INFORMATION SHOWN -
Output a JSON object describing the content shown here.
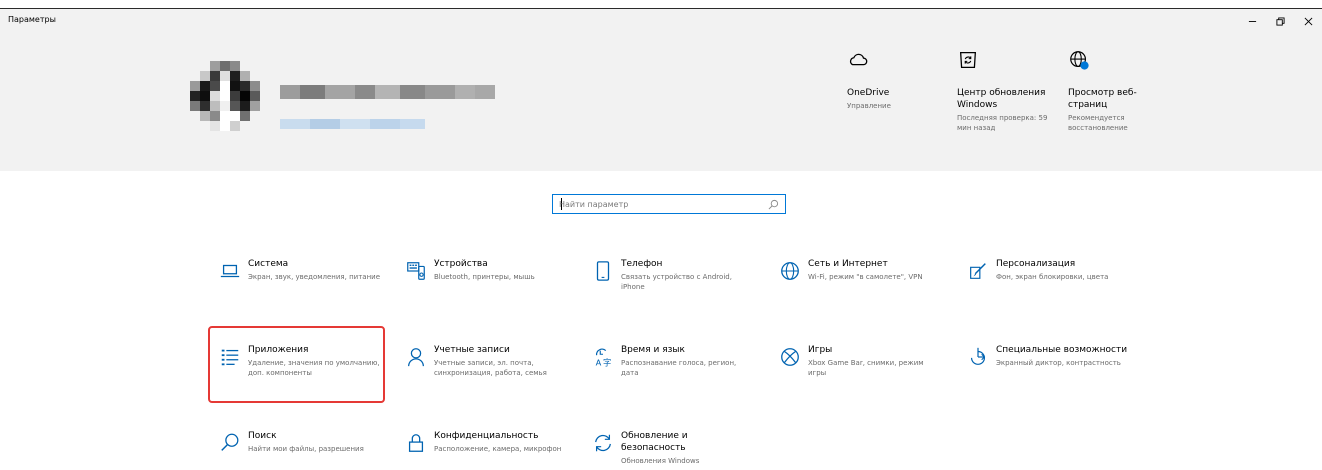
{
  "window": {
    "title": "Параметры"
  },
  "header": {
    "quick_links": [
      {
        "icon": "cloud-icon",
        "title": "OneDrive",
        "subtitle": "Управление"
      },
      {
        "icon": "sync-icon",
        "title": "Центр обновления Windows",
        "subtitle": "Последняя проверка: 59 мин назад"
      },
      {
        "icon": "globe-icon",
        "title": "Просмотр веб-страниц",
        "subtitle": "Рекомендуется восстановление"
      }
    ]
  },
  "search": {
    "placeholder": "Найти параметр",
    "value": ""
  },
  "categories": [
    {
      "icon": "laptop-icon",
      "title": "Система",
      "subtitle": "Экран, звук, уведомления, питание"
    },
    {
      "icon": "keyboard-icon",
      "title": "Устройства",
      "subtitle": "Bluetooth, принтеры, мышь"
    },
    {
      "icon": "phone-icon",
      "title": "Телефон",
      "subtitle": "Связать устройство с Android, iPhone"
    },
    {
      "icon": "globe-icon",
      "title": "Сеть и Интернет",
      "subtitle": "Wi-Fi, режим \"в самолете\", VPN"
    },
    {
      "icon": "paint-icon",
      "title": "Персонализация",
      "subtitle": "Фон, экран блокировки, цвета"
    },
    {
      "icon": "apps-list-icon",
      "title": "Приложения",
      "subtitle": "Удаление, значения по умолчанию, доп. компоненты"
    },
    {
      "icon": "person-icon",
      "title": "Учетные записи",
      "subtitle": "Учетные записи, эл. почта, синхронизация, работа, семья"
    },
    {
      "icon": "time-language-icon",
      "title": "Время и язык",
      "subtitle": "Распознавание голоса, регион, дата"
    },
    {
      "icon": "xbox-icon",
      "title": "Игры",
      "subtitle": "Xbox Game Bar, снимки, режим игры"
    },
    {
      "icon": "accessibility-icon",
      "title": "Специальные возможности",
      "subtitle": "Экранный диктор, контрастность"
    },
    {
      "icon": "search-icon",
      "title": "Поиск",
      "subtitle": "Найти мои файлы, разрешения"
    },
    {
      "icon": "lock-icon",
      "title": "Конфиденциальность",
      "subtitle": "Расположение, камера, микрофон"
    },
    {
      "icon": "update-icon",
      "title": "Обновление и безопасность",
      "subtitle": "Обновления Windows"
    }
  ],
  "colors": {
    "accent": "#0078d7",
    "header_bg": "#f2f2f2",
    "highlight": "#e53935"
  }
}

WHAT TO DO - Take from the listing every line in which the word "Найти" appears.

SOLUTION TO THIS EXERCISE -
    "placeholder": "Найти параметр",
      "subtitle": "Найти мои файлы, разрешения"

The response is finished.